The Office of the National Coordinator (ONC), a US health technology implementation advocate, has announced a new proposed rule that would advocate for the integration of the US Food and Drug Administration's (FDA) recent Unique Device Identification (UDI) rule with electronic health records (EHRs).
A UDI is, as its name implies, a system of identifying each medical device using a specific system.
The system has a number of allures for regulators. "The unique device identification system will help reduce medical errors, and will allow FDA, the healthcare community, and industry to more rapidly review and assess adverse event reports, identify problems relating to a particular device, and thereby allow for more rapid and effective corrective actions that focus sharply on the specific devices that are of concern," FDA wrote in 2012.
At its core, the rule calls for devices to be marked with a UDI system composed of two parts: a device identifier that corresponds with the type of device and its manufacturer, and a production identifier that states its lot, batch, serial number, expiration date, date of manufacture and other relevant information.
In September 2013, FDA released its long-anticipated final UDI rule along with a risk-based implementation timeline. For high-risk Class III medical devices, the UDI system's marking requirements will begin to be implemented in September 2014, while Class II devices will have until 2018 and Class I devices-the lowest risk classification-will have until September 2020 to comply.
What's the UDI - EHR Connection?
Since the UDI rule was first planned, FDA has been hoping that health systems will implement device data into EHRs.
"Right now, patients and clinicians often don't know which devices are implanted in them over the long term-Which hip implant do I have? Has it been recalled?-and UDI can help these patients to remain informed," Jay Crowley, a former FDA official who spearheaded the creation of the UDI system, told Focus in May 2013. "Let's say you have a concern about a device. UDI can incorporate itself into the whole EHR space, opening up new ways to communicate information about a device from the manufacturer, to the clinician, to the patient."
Crowley also touted FDA's Global UDI Database (GUDID) system's capabilities, saying that its integrated web service capabilities can allow a healthcare provider to scan a device being used on a patient, allowing the provider to populate EHR fields with accurate data automatically.
Voluntary Standards Put Forth
In its new proposed rule, ONC appears to agree with FDA's vision of a future in which UDI data is integrated seamlessly with EHRs.

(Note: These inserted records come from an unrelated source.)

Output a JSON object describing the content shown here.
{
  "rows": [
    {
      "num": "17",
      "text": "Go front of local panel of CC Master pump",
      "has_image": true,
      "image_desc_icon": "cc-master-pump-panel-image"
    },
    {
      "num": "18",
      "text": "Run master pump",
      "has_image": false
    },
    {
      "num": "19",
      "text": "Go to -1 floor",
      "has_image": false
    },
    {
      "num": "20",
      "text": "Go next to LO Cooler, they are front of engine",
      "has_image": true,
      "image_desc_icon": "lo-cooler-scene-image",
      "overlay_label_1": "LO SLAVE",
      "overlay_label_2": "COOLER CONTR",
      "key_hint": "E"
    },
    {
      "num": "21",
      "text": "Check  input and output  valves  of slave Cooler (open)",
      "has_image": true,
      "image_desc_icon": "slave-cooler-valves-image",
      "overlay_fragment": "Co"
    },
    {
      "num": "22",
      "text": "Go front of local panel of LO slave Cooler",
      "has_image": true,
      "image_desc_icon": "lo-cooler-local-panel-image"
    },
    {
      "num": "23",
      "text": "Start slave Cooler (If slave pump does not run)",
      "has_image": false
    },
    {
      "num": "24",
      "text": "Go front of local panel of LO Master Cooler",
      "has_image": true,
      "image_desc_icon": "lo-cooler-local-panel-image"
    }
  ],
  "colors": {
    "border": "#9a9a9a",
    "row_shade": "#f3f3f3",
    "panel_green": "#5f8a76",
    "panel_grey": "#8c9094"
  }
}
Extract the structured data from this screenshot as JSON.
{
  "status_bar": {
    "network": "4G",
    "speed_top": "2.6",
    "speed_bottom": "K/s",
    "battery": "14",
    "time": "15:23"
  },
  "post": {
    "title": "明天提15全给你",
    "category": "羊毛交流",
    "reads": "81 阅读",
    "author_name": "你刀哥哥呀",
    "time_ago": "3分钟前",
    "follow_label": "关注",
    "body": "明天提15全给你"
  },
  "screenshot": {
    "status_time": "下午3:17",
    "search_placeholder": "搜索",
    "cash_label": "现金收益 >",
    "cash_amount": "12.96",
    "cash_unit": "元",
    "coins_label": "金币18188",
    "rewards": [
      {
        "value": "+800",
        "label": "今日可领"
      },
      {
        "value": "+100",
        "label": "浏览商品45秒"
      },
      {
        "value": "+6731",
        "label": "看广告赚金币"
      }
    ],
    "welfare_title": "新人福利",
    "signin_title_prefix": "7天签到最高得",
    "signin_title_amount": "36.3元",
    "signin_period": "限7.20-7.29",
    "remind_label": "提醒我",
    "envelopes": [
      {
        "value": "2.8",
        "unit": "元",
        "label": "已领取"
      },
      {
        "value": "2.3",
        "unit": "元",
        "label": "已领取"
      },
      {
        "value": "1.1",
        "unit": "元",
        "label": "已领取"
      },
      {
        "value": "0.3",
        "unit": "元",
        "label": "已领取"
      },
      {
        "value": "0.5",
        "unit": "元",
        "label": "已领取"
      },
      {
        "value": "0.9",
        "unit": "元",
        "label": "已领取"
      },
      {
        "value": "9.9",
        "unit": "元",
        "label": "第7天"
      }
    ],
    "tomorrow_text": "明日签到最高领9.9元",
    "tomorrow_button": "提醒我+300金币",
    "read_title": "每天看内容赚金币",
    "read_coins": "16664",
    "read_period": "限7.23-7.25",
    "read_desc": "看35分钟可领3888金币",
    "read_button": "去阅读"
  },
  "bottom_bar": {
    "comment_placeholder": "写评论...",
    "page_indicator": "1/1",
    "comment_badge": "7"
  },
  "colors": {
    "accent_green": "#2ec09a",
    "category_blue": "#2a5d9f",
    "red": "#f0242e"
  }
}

"We believe that EHR technology will play a key role in the widespread adoption and utilization of UDIs and that its use of UDIs can help reduce device-related medical errors and provide other significant patient safety, health care quality, and public health benefits," ONC wrote in the rule. "Specifically, EHR technology could be leveraged in conjunction with automated identification and data capture (AIDC) technology or other technologies to streamline the capture and exchange of UDIs and associated device data in clinical and administrative workflows."
ONC also noted the appeal of using UDI-enabled EHRs to better report adverse events, allowing facilities to "facilitate better and more accurate reporting," including to non-governmental sources of information such as device registries.
Which isn't to say that integration will be easy. ONC admits in the rule that "additional standards and technical specifications will be required to support the full range of capabilities contemplated" in the proposed rule.
"Nevertheless, we believe that it is both feasible and important for EHR technology developers to begin implementing at least the baseline functionality necessary to capture, store, and retrieve UDIs and other contextually relevant information associated with a patient's medical devices, specifically implantable devices."
The regulator goes on to propose that it will move toward UDI integration in EHRs in 2015 through its "2015 Edition certification criterion." The data would be contained in the "Product Instance" data element, it said, and the proposed rule calls for new modifications to define "implantable device," "device identifier," "product identifier" and "unique device identifier."
ONC is accepting comments on the proposed rule-which we should note is voluntary-for 60 days.
Voluntary 2015 Edition Electronic Health Record Certification Criteria: Interoperability Updates and Regulatory Improvements